In writing this dissertation, the aim is to investigate the patentability of computer software - whether it is possible and legally advisable to make way for software patents in South Africa. This is an uncertain and highly debated area in our law. Ultimately, this study is aimed at checking the validity of proposed arguments and suggestions emanating from within the computer software patent debate itself. The Patents Act 57 of 1978 only excludes the patenting of computer software ?as such?. As a result, it is left open for interpretation what it is that the legislature meant by the phrase ?as such? and whether indeed computer software can be patented, since we lack case-law to clarify this point of law. Presently, there are arguments that software patents may possibly fall in line with the required growth and development for our country?s economy.
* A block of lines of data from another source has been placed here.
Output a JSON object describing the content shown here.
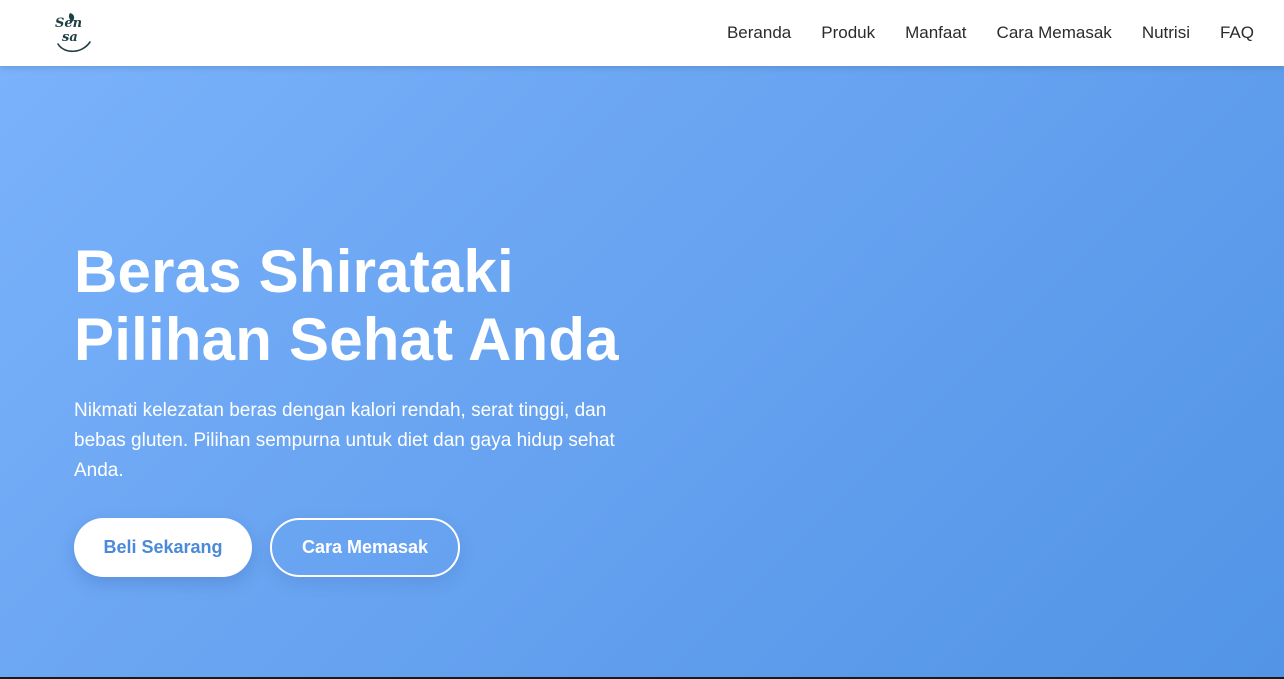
{
  "brand": {
    "logo_top": "Sen",
    "logo_bottom": "sa",
    "logo_color": "#1f3f46",
    "leaf_color": "#1f3f46"
  },
  "nav": {
    "items": [
      {
        "label": "Beranda"
      },
      {
        "label": "Produk"
      },
      {
        "label": "Manfaat"
      },
      {
        "label": "Cara Memasak"
      },
      {
        "label": "Nutrisi"
      },
      {
        "label": "FAQ"
      }
    ]
  },
  "hero": {
    "title_line1": "Beras Shirataki",
    "title_line2": "Pilihan Sehat Anda",
    "description": "Nikmati kelezatan beras dengan kalori rendah, serat tinggi, dan bebas gluten. Pilihan sempurna untuk diet dan gaya hidup sehat Anda.",
    "primary_button": "Beli Sekarang",
    "secondary_button": "Cara Memasak",
    "gradient_start": "#7ab2fb",
    "gradient_end": "#5294e6",
    "primary_button_text_color": "#4a8ad8"
  }
}
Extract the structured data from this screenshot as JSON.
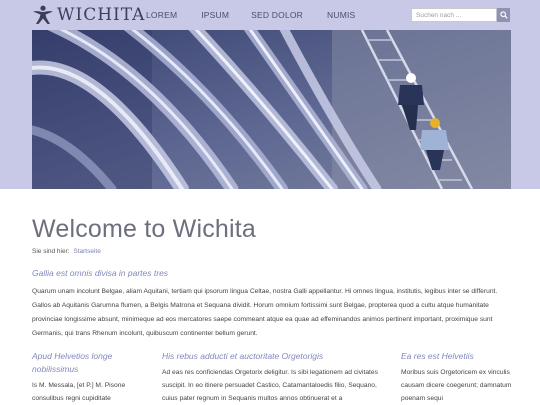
{
  "brand": {
    "name": "WICHITA"
  },
  "nav": {
    "items": [
      "LOREM",
      "IPSUM",
      "SED DOLOR",
      "NUMIS"
    ]
  },
  "search": {
    "placeholder": "Suchen nach ..."
  },
  "hero": {
    "image": "industrial pipes and workers on ladder"
  },
  "main": {
    "title": "Welcome to Wichita",
    "breadcrumb_label": "Sie sind hier:",
    "breadcrumb_link": "Startseite",
    "section_heading": "Gallia est omnis divisa in partes tres",
    "body": "Quarum unam incolunt Belgae, aliam Aquitani, tertiam qui ipsorum lingua Celtae, nostra Galli appellantur. Hi omnes lingua, institutis, legibus inter se differunt. Gallos ab Aquitanis Garumna flumen, a Belgis Matrona et Sequana dividit. Horum omnium fortissimi sunt Belgae, propterea quod a cultu atque humanitate provinciae longissime absunt, minimeque ad eos mercatores saepe commeant atque ea quae ad effeminandos animos pertinent important, proximique sunt Germanis, qui trans Rhenum incolunt, quibuscum continenter bellum gerunt."
  },
  "columns": [
    {
      "heading": "Apud Helvetios longe nobilissimus",
      "text": "Is M. Messala, [et P.] M. Pisone consulibus regni cupiditate"
    },
    {
      "heading": "His rebus adducti et auctoritate Orgetorigis",
      "text": "Ad eas res conficiendas Orgetorix deligitur. Is sibi legationem ad civitates suscipit. In eo itinere persuadet Castico, Catamantaloedis filio, Sequano, cuius pater regnum in Sequanis multos annos obtinuerat et a"
    },
    {
      "heading": "Ea res est Helvetiis",
      "text": "Moribus suis Orgetoricem ex vinculis causam dicere coegerunt; damnatum poenam sequi"
    }
  ],
  "colors": {
    "header_bg": "#c7c9e6",
    "accent": "#8288bd",
    "title": "#6d6f7e"
  },
  "icons": [
    "logo-figure-icon",
    "search-icon"
  ]
}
The debate also revolves around the issue whether patents are better suited as legal protection for computer software in contrast to the protection offered under the Copyright Act 98 of 1978. This study will therefore be carried out with an aim to determine and recommend the suitable direction which our law should follow in order to have a competitive stance and facilitate economic growth for our country, specifically in the computer software industry.
Mini Dissertation (LLM)--University of Pretoria, 2016.